Fractures, Bone Mineral Density, and Final Height in Craniopharyngioma Patients with a Follow-up of 16 Years.

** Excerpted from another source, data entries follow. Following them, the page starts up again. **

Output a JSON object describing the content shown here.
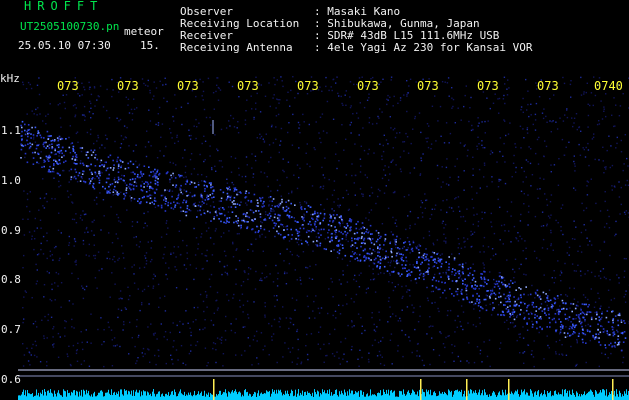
{
  "header": {
    "app_title": "HROFFT",
    "file_name": "UT2505100730.pn",
    "detector": "meteor",
    "datetime": "25.05.10 07:30",
    "level": "15.",
    "fields": [
      {
        "label": "Observer",
        "value": ": Masaki Kano"
      },
      {
        "label": "Receiving Location",
        "value": ": Shibukawa, Gunma, Japan"
      },
      {
        "label": "Receiver",
        "value": ": SDR# 43dB L15 111.6MHz USB"
      },
      {
        "label": "Receiving Antenna",
        "value": ": 4ele Yagi Az 230 for Kansai VOR"
      }
    ]
  },
  "axis": {
    "y_unit": "kHz",
    "y_ticks": [
      "1.1",
      "1.0",
      "0.9",
      "0.8",
      "0.7",
      "0.6"
    ],
    "x_ticks": [
      "073",
      "073",
      "073",
      "073",
      "073",
      "073",
      "073",
      "073",
      "073",
      "0740"
    ]
  },
  "colors": {
    "background": "#000000",
    "header_label": "#f2f2f2",
    "title": "#00e64d",
    "time_tick": "#ffff33",
    "signal": "#3a5cff",
    "noise": "#11145a",
    "baseline": "#00ccff"
  }
}
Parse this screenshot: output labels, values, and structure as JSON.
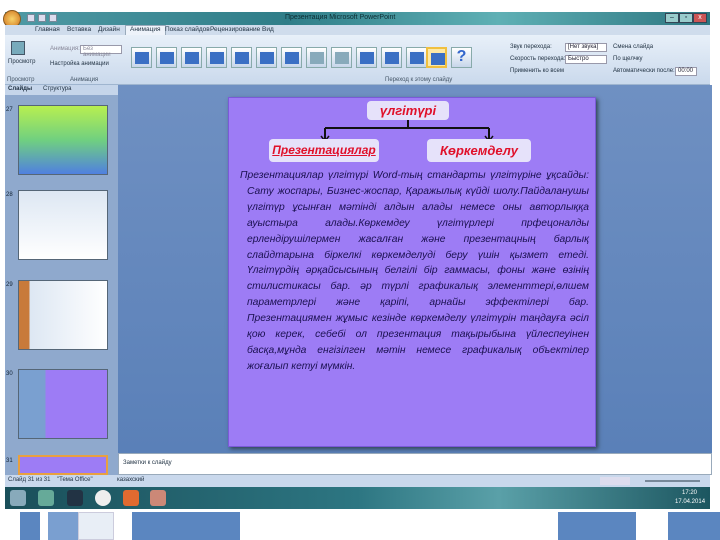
{
  "window": {
    "title": "Презентация Microsoft PowerPoint"
  },
  "tabs": [
    "Главная",
    "Вставка",
    "Дизайн",
    "Анимация",
    "Показ слайдов",
    "Рецензирование",
    "Вид"
  ],
  "ribbon": {
    "preview_label": "Просмотр",
    "preview_group": "Просмотр",
    "animation_label": "Анимация:",
    "animation_value": "Без анимации",
    "custom_animation": "Настройка анимации",
    "animation_group": "Анимация",
    "transitions_group": "Переход к этому слайду",
    "sound_label": "Звук перехода:",
    "sound_value": "[Нет звука]",
    "speed_label": "Скорость перехода:",
    "speed_value": "Быстро",
    "apply_all": "Применить ко всем",
    "advance_label": "Смена слайда",
    "on_click": "По щелчку",
    "auto_after": "Автоматически после:",
    "auto_value": "00:00"
  },
  "pane": {
    "tab_slides": "Слайды",
    "tab_outline": "Структура",
    "slide_numbers": [
      "27",
      "28",
      "29",
      "30",
      "31"
    ]
  },
  "slide": {
    "top_box": "үлгітүрі",
    "left_box": "Презентациялар",
    "right_box": "Көркемделу",
    "body": "Презентациялар үлгітүрі Word-тың стандарты үлгітүріне ұқсайды: Сату жоспары, Бизнес-жоспар, Қаражылық күйді шолу.Пайдаланушы үлгітүр ұсынған мәтінді алдын алады немесе оны авторлыққа ауыстыра алады.Көркемдеу үлгітүрлері прфецоналды ерлендірушілермен жасалған және презентацның барлық слайдтарына біркелкі көркемделуді беру үшін қызмет етеді. Үлгітүрдің әрқайсысының белгілі бір гаммасы, фоны және өзінің стилистикасы бар. әр түрлі графикалық элементтері,өлшем параметрлері және қаріпі, арнайы эффектілері бар. Презентациямен жұмыс кезінде көркемделу үлгітүрін таңдауға әсіл қою керек, себебі ол презентация тақырыбына үйлеспеуінен басқа,мұнда енгізілген мәтін немесе графикалық объектілер жоғалып кетуі мүмкін."
  },
  "notes": {
    "placeholder": "Заметки к слайду"
  },
  "status": {
    "slide": "Слайд 31 из 31",
    "theme": "\"Тема Office\"",
    "lang": "казахский"
  },
  "taskbar": {
    "time": "17:20",
    "date": "17.04.2014"
  },
  "colors": {
    "slide_bg": "#9d7cf5",
    "title_text": "#e0102a"
  }
}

Pituitary hormonal deficiencies in patients with craniopharyngioma may impair their bone health.To investigate bone health in patients with craniopharyngioma.Retrospective cross-sectional study.Dutch and Swedish referral centers.Patients with craniopharyngioma (n = 177) with available data on bone health after a median follow-up of 16 years (range, 1-62) were included (106 [60%] Dutch, 93 [53%] male, 84 [48%] childhood-onset disease).Fractures, dual X-ray absorptiometry-derived bone mineral density (BMD), and final height were evaluated. Low BMD was defined as T- or Z-score ≤-1 and very low BMD as ≤-2.5 or ≤-2.0, respectively.Fractures occurred in 31 patients (18%) and were more frequent in men than in women (26% vs. 8%, P = .002). Mean BMD was normal (Z-score total body 0.1 [range, -4.1 to 3.5]) but T- or Z-score ≤-1 occurred in 47 (50%) patients and T-score ≤-2.5 or Z-score ≤-2.0 in 22 (24%) patients. Men received less often treatment for low BMD than women (7% vs. 18%, P = .02). Female sex (OR 0.3, P = .004) and surgery (odds ratio [OR], 0.2; P = .01) were both independent protective factors for fractures, whereas antiepileptic medication was a risk factor (OR, 3.6; P = .03), whereas T-score ≤-2.5 or Z-score ≤-2.0 was not (OR, 2.1; P = .21). Mean final height was normal and did not differ between men and women, or adulthood and childhood-onset patients.Men with craniopharyngioma are at higher risk than women for fractures. In patients with craniopharyngioma, a very low BMD (T-score ≤-2.5 or Z-score ≤-2.0) seems not to be a good predictor for fracture risk.